In other words, I attempted to show my students that before the Internet there was an actual, honest-to-goodness search involved when one needed to learn. Digging. Page-turning. Jotting. Re-reading. Checking. Now that was a search. Today, all that investigative, thrill-of-the-hunt searching is a thing of the past. As a result, I now surmise that the information I learned was retained because real effort and time (not to mention gasoline) were spent in those searches back then.

So what, my students ask? If you forget, you can just look it up again.

“True,” I reply.  After all, why remember anything when there’s nothing at stake in forgetting?

In middle school research, pictures are winning

FullSizeRender (11) In the game of middle school student research, pictures are winning and words are losing. I have noticed increasingly that students, when they are researching a topic for a writing assignment, spend a lot of time not reading articles. Many spend their time looking at pictures. Or watching videos. I can’t tell you how many times I’ve noticed students scrolling down full screens of thumbprint images. Here’s a typical conversation we would have as I walked around the room and noticed students doing their research with Google Images.

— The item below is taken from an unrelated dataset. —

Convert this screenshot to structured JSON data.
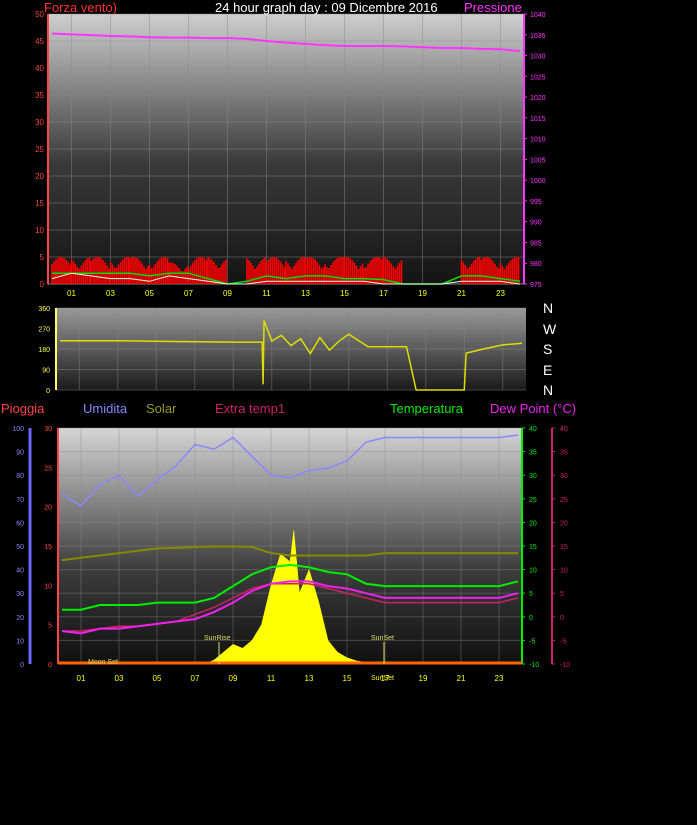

Me: “What are you doing?”

Student: “I’m doing my research.”

Me: “What are you trying to find out?”

Student: “What grey squirrels look like.”

Me: “So why don’t you google grey squirrels?”

Student: “I did.”

Me: “But google it in web search and find articles.”

Student: “But I googled it here instead and now I’m just looking at the pictures to find out what they look like.”

And that got me thinking, because the student had a point. I think. It made me wonder whether perusing images could be more authentic research than reading. So I had a debate with myselves: my old school/gut and my new media self.

Old school/gut self: No, reading is better.

New media self: But couldn’t the result of reading simply be ingesting and recording what someone else has written about what grey squirrels look like?

Old school/gut self: Yes, true, but don’t forget that in looking at all these images, you are just looking at what someone else has decided for whatever reason is a grey squirrel.What if some of them you’re looking at aren’t actually grey squirrels? How do you know they’re grey squirrels?

New media self: Well, in an article, how do we know the author actually knew what he was writing about?

Old school self: That’s why we choose authoritative sources. “National Geographic,” for example, instead of answers.com. 

Authoritative sources. There’s really the issue. It seems kids don’t know how to locate authoritative sources. Looking at images is easier. And then they get stuck. Scrolling endlessly through mind-numbing screenfuls of tiny images.

True, an exhausting variety of visual information, whether it’s the printed word, the image, or the video, simply comes with the Internet territory. So why not use it all to benefit our research? Perhaps.

The thing is this: I’m just afraid students will take the path of least resistance and over-rely on images for the bulk of their research every time they need to do research.

Your thoughts? Am I over-reacting or noticing a troublesome trend?